Web page and app entries
============

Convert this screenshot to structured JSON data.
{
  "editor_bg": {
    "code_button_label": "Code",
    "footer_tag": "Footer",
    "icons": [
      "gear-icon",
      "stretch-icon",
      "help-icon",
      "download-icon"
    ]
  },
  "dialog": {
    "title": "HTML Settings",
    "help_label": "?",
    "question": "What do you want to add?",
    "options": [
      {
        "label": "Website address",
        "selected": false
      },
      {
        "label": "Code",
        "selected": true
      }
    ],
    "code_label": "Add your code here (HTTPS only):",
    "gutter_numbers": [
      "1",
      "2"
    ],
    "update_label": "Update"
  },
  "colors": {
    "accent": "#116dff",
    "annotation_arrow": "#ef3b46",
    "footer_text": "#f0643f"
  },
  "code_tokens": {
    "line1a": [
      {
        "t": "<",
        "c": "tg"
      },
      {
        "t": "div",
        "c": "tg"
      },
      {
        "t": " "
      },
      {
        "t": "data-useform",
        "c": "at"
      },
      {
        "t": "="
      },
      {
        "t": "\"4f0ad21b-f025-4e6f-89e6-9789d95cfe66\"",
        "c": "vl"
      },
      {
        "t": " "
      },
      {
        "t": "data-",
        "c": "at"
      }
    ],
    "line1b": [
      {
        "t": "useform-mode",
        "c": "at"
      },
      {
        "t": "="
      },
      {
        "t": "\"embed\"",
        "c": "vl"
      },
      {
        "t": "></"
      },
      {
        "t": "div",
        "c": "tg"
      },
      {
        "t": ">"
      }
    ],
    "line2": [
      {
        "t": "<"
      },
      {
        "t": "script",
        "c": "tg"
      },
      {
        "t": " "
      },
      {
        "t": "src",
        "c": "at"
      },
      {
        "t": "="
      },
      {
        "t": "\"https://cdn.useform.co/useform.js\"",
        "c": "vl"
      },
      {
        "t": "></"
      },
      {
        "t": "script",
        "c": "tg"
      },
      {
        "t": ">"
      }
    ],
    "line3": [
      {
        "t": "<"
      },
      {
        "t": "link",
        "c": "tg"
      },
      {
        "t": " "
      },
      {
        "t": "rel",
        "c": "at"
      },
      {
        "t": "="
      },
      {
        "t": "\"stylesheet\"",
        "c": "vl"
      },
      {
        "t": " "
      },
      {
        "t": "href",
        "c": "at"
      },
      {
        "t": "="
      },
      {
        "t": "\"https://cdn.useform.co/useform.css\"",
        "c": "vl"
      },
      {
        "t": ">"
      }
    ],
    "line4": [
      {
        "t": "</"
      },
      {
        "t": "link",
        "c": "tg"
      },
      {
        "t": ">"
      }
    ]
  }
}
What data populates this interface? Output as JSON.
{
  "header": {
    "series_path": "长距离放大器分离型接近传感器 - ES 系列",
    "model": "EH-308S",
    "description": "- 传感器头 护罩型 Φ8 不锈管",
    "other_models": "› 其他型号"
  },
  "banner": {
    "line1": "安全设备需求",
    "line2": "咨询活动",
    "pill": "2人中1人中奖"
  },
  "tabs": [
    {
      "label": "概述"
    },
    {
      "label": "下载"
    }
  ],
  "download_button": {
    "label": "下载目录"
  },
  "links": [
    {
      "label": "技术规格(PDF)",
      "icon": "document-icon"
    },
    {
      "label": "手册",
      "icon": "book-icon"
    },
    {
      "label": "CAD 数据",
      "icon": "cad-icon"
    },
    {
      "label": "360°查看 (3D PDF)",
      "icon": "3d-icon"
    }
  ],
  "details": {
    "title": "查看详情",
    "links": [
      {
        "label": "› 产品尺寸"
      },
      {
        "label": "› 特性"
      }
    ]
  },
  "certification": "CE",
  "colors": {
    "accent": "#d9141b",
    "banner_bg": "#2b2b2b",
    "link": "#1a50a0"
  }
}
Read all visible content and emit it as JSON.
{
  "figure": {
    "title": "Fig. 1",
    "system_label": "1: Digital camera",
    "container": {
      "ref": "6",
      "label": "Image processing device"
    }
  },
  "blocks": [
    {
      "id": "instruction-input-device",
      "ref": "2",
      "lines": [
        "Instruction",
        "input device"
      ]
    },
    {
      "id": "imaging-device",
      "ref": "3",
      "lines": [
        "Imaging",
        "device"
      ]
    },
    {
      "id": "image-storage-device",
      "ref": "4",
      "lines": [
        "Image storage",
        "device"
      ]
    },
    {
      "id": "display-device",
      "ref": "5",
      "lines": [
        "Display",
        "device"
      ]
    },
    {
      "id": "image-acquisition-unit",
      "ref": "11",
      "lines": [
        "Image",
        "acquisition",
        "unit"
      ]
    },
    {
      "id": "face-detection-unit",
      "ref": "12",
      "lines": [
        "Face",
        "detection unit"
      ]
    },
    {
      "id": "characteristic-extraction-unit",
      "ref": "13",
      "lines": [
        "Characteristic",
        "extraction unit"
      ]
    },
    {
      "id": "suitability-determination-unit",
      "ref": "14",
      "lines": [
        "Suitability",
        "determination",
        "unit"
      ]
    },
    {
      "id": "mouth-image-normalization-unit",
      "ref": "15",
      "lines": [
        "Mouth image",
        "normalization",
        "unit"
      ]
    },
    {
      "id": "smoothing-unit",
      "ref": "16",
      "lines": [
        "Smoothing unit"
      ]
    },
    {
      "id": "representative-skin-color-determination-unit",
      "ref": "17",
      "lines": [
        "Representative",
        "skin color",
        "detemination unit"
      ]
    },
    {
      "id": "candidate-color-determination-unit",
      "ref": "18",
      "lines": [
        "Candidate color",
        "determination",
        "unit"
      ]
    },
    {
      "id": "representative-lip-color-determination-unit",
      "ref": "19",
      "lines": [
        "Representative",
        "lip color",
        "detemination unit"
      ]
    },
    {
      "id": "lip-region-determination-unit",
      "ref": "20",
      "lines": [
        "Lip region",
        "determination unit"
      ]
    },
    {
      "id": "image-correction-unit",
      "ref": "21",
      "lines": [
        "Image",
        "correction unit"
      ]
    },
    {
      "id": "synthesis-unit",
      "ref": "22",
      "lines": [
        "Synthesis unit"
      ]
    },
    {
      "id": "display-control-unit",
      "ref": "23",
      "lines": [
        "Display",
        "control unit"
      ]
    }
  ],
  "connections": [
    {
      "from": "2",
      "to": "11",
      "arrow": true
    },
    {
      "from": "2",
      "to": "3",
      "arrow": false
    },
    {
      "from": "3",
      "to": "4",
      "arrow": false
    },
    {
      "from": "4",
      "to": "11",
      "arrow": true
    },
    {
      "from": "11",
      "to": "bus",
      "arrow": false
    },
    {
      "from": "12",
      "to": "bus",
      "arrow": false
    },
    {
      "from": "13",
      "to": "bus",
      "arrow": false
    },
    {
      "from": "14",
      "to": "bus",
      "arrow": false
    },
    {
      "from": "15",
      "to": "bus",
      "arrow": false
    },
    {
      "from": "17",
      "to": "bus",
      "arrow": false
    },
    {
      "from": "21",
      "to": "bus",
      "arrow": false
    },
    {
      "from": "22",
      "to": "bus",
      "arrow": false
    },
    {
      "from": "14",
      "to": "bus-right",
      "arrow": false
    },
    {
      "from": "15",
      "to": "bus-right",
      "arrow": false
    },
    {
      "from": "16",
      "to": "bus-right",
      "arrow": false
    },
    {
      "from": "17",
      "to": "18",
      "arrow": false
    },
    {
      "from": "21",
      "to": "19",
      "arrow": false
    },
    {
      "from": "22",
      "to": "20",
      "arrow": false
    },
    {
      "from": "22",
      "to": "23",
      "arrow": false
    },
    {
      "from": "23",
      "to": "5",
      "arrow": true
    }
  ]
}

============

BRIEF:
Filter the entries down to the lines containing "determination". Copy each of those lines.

TASK OUTPUT:
      "id": "suitability-determination-unit",
        "determination",
      "id": "representative-skin-color-determination-unit",
      "id": "candidate-color-determination-unit",
        "determination",
      "id": "representative-lip-color-determination-unit",
      "id": "lip-region-determination-unit",
        "determination unit"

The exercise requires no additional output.